France as a country suffers from one of the highest suicide rates in Europe but a recent study concluded that police officers in the country had a 36 percent higher chance of taking of their own life than the ordinary population.
The root of the problem according to Reverdy is that police chiefs are asking already overworked officers “to do more for less”.
One officer named Paula who called a French radio station after she herself had attempted to commit suicide simply blamed: “harassment from management” for the crisis.
“We are there to help people, but no one is there to help us. We see children killed, fatal road accidents, suicides, but we can’t go home and talk to our families about our day at work,” she said.
Police also complain of being stigmatized by elements of the general public. A problem not helped by high profile incidents such as the death of Remi Fraisse, who was killed by a police stun grenade during clashes at an anti-dam protest, or a shocking incident of a Canadian tourist raped at a Paris police HQ.
Warning iPhone X will not open after you’re plastic surgery bandaids come off and the swelling goes down.
In a recent British interview, Jennifer speaks of “Mother Nature’s” wrath.

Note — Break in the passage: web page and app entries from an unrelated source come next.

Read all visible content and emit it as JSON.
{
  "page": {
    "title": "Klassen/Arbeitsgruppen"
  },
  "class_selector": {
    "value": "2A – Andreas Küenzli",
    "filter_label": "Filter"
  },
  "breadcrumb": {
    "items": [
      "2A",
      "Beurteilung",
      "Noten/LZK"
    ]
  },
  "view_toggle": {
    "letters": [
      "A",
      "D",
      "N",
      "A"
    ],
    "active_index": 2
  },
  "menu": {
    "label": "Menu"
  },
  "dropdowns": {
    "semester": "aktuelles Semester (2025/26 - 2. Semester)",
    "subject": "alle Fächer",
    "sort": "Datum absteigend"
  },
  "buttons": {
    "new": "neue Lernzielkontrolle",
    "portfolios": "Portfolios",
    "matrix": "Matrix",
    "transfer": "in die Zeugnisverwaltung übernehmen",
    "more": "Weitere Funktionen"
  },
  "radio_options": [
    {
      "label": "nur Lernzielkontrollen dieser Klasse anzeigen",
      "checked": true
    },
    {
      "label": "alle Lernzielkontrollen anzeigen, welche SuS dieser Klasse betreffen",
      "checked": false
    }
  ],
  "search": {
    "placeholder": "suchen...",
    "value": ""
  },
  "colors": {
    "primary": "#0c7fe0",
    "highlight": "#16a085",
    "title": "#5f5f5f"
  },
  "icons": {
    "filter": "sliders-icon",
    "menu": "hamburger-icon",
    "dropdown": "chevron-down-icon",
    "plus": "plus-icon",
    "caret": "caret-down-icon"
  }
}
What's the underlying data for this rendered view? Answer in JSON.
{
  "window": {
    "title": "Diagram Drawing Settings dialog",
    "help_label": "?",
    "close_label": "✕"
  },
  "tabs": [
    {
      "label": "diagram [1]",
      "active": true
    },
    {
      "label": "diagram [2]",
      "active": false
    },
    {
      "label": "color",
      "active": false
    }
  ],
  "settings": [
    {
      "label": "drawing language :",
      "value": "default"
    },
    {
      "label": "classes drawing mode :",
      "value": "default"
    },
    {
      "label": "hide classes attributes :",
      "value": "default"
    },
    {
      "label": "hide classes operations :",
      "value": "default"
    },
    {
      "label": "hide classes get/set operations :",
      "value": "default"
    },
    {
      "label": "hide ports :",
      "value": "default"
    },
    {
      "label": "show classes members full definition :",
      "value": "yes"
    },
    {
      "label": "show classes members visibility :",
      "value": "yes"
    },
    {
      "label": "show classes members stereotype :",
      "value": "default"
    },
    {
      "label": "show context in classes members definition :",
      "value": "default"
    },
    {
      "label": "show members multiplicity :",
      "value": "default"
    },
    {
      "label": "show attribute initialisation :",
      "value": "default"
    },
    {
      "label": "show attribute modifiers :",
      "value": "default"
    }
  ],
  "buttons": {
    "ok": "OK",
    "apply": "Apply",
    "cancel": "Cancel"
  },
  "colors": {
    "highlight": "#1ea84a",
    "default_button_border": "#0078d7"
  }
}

Mother nature or the worship of the elements is a common pagan practice. In fact that is what they worship or evoke.
In an attempt to “Bind” President Donald Trump, from accomplishing his agenda to: Fix the economy, Rebuild Airports, Dams, Highways and other infrastructure, all of which take money, “THE WITCHES” have evoked some of the most powerful hurricanes to date costing the Global Economy hundreds of billions of dollars, effectively blocking any good, President Trump was trying to do.
Destruction and it’s worshipers are blinded to the fact that they did not bring good to America, but rather hurt millions upon millions of innocent people.
“THE WITCHES”, have brought this destruction not wether you believe in global warming Jennifer.
“THE WITCHES” have brought destruction to millions of “Muggle’s” as J.K. Rowling so eloquently channeled from the dark side,
Wealthy people are not usually hurt by this destruction, instead the poor, needy, immigrant are usually hurt the most, including if the economy falters.
Is witchcraft really something Jennifer should be promoting?
Jennifer says “Mother Nature” did this because Trump doesn’t believe men created global warming. So suddenly mother nature or the goddess responds in her wrath?
More accurately, the hate of humans and witches against President Trump, who evoke the same deities to create these hurricanes are directly to be credited for these storms and also prosecuted for the destruction and financial toll they created.
And for the record, one idiot witch please explain how this did ANYONE ANY GOOD?
The homosexual agenda’s you promote do not take money to block.
This administrations leaders in key places still make policies.
The only thing the witches did was put American further in debt and hurt untold millions of people. For no good reason.
So who is the real devil here that all of society should hold accountable?
Those that practice these dark arts.
In fact this is not the first time the inhabitants of the world had to face these facts and deal with this:
Exodus 22:18King James Version (KJV)
18 Thou shalt not suffer a witch to live.